• **BRIEF**: In the listing, find every line that has the string "professionale" and copy it.

• **TASK INPUT**:
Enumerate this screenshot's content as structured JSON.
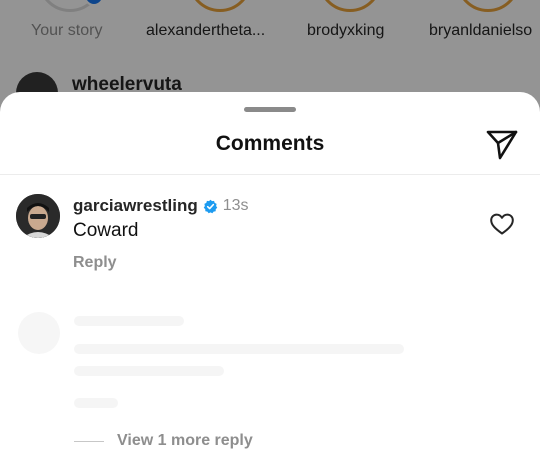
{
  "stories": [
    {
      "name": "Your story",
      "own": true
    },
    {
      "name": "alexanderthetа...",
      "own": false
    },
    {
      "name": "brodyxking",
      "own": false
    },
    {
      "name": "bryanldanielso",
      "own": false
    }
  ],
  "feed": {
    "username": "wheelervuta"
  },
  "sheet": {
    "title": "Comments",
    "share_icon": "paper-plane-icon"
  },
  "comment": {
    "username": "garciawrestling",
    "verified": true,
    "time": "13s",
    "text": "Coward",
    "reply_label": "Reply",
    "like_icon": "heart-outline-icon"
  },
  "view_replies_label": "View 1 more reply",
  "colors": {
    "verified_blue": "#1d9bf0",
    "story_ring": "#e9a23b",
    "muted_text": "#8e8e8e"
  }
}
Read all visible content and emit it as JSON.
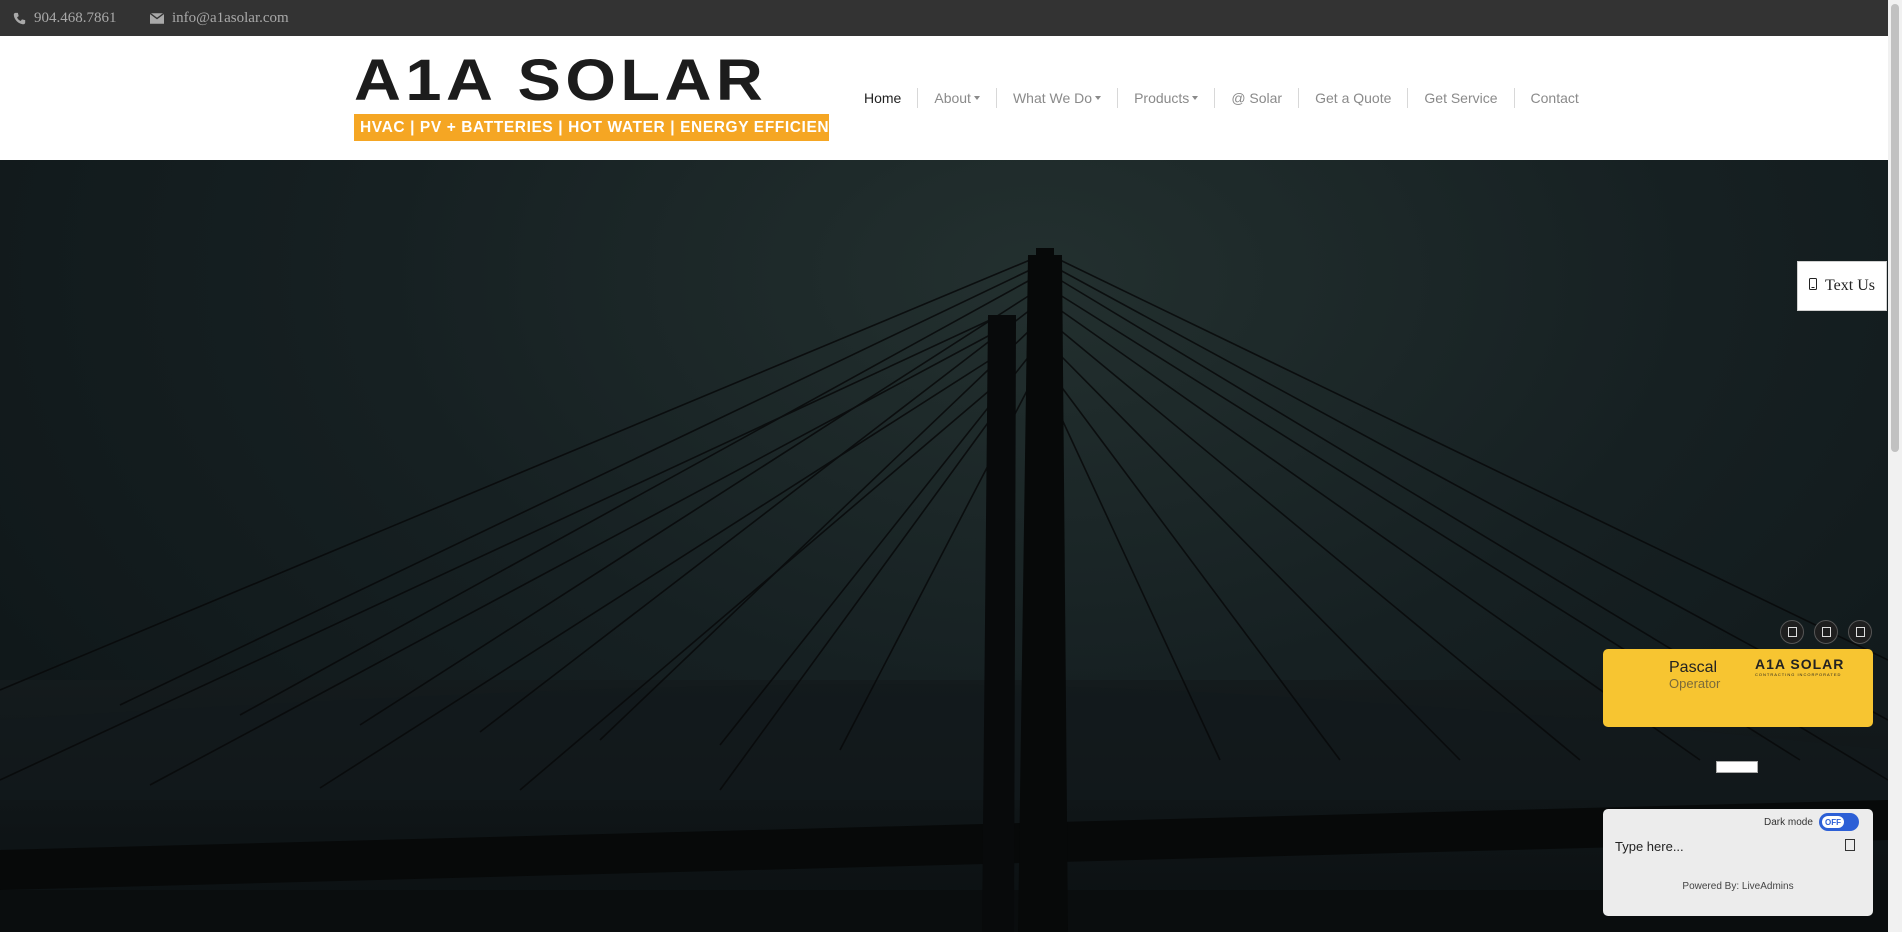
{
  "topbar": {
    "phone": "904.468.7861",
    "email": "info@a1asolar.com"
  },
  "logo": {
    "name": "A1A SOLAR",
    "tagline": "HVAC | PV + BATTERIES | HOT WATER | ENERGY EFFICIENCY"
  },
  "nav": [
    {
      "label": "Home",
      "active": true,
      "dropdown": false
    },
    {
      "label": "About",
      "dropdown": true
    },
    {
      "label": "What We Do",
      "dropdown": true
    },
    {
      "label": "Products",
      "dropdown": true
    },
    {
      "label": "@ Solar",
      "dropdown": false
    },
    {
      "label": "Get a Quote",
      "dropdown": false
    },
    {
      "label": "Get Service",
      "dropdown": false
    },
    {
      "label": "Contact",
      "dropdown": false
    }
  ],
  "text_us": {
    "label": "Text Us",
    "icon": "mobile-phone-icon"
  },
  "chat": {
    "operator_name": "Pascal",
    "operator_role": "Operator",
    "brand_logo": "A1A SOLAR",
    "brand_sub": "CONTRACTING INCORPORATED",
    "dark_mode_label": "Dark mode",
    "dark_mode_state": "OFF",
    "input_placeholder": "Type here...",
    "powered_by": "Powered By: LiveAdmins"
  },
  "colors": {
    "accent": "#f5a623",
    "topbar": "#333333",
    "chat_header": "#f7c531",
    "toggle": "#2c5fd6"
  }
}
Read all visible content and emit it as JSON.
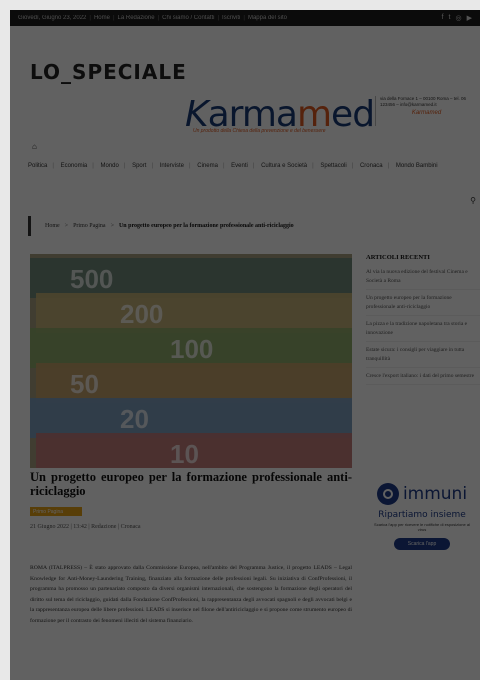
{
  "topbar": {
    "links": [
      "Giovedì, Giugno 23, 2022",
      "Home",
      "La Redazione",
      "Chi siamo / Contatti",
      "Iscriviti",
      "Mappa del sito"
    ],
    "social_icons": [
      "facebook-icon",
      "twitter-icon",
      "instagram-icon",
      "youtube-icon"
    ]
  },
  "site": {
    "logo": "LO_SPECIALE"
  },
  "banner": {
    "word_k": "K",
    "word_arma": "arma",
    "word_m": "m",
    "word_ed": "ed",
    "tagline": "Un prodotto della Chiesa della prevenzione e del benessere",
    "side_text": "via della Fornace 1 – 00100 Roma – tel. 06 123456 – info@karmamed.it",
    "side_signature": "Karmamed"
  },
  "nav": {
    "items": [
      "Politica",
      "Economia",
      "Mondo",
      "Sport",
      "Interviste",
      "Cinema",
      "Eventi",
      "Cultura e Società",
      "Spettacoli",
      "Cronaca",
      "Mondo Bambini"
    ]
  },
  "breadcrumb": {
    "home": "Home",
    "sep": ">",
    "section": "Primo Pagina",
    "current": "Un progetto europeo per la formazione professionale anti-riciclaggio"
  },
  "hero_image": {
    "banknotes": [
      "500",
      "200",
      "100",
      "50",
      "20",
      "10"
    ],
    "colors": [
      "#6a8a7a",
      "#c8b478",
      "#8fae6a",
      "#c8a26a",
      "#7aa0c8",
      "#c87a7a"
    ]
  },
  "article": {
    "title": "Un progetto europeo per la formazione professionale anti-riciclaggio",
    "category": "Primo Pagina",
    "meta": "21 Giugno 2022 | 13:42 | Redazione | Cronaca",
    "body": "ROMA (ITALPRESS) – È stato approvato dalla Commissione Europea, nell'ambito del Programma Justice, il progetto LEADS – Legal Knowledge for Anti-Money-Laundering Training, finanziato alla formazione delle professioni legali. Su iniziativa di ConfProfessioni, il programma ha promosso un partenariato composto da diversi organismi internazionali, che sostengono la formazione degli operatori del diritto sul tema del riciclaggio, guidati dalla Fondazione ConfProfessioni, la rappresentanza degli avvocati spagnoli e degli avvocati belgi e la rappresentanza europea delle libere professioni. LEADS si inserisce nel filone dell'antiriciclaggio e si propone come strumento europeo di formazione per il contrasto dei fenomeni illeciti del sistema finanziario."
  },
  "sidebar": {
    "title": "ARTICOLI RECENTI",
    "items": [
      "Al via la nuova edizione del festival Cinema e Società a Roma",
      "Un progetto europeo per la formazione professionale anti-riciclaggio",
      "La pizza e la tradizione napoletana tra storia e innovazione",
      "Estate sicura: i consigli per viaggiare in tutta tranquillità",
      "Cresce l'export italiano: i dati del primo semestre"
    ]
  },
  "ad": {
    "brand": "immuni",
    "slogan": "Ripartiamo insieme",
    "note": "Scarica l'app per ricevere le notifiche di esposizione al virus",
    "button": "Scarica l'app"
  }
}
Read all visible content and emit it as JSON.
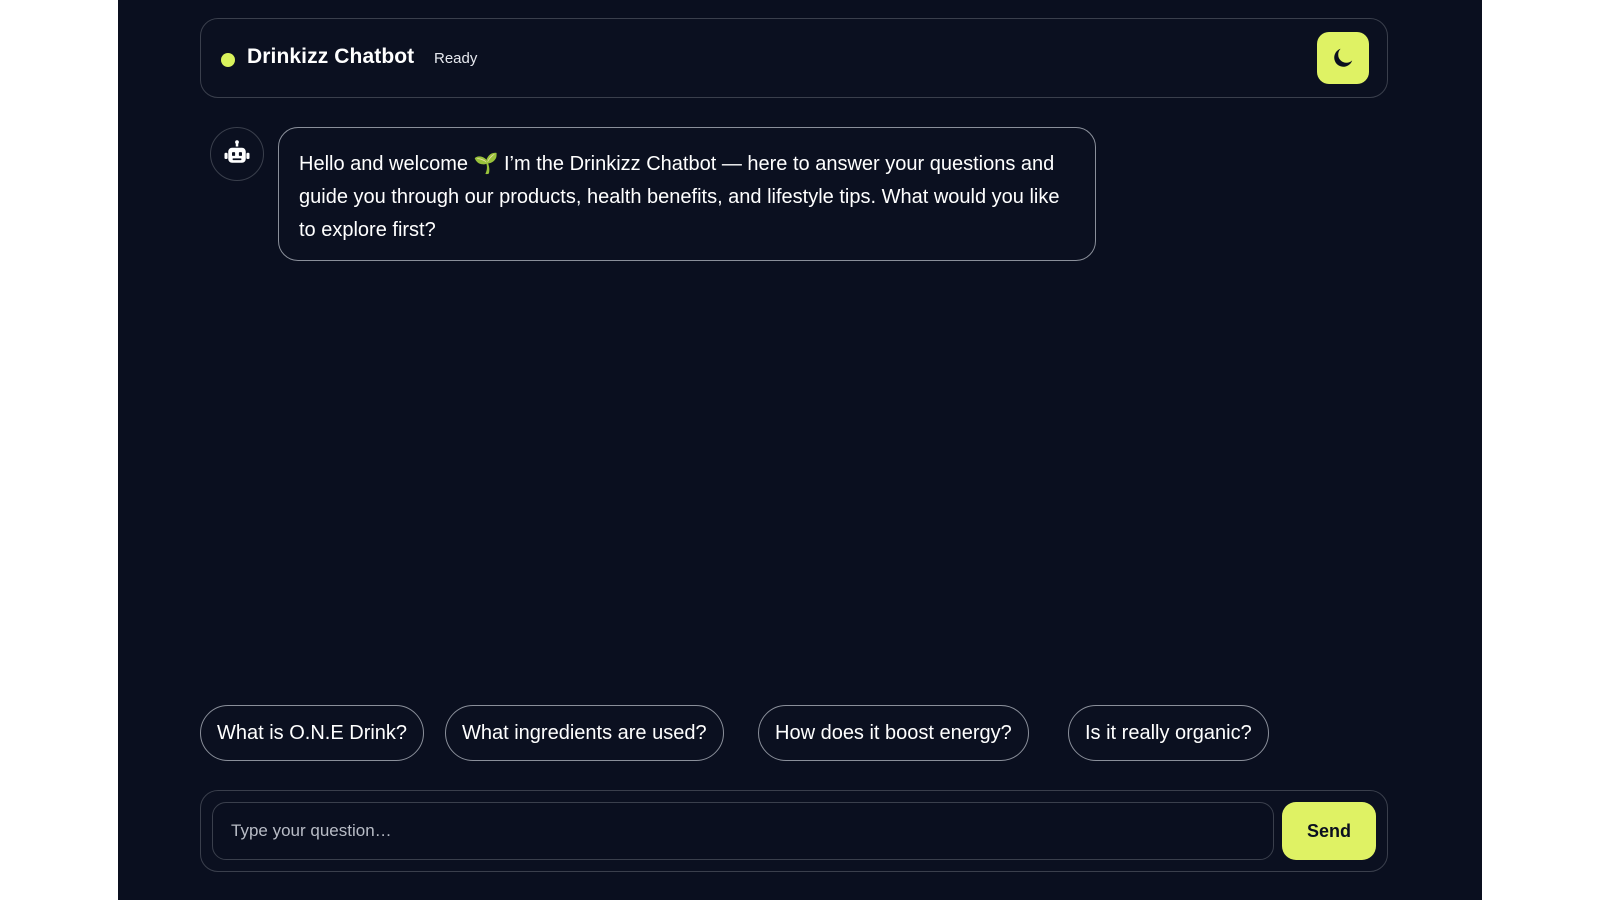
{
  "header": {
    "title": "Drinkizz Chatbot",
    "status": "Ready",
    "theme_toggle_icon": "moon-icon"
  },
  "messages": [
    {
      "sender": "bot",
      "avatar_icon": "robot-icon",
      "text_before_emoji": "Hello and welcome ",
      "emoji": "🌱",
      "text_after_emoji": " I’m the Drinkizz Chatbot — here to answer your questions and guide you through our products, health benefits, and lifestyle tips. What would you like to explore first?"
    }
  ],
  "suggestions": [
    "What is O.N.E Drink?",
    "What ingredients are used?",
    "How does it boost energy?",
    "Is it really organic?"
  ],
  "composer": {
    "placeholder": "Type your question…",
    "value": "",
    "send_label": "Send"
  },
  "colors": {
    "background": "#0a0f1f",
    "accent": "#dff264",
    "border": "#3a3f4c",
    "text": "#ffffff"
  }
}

• **REPLY**:
    "current": "Un progetto europeo per la formazione professionale anti-riciclaggio"
    "title": "Un progetto europeo per la formazione professionale anti-riciclaggio",
      "Un progetto europeo per la formazione professionale anti-riciclaggio",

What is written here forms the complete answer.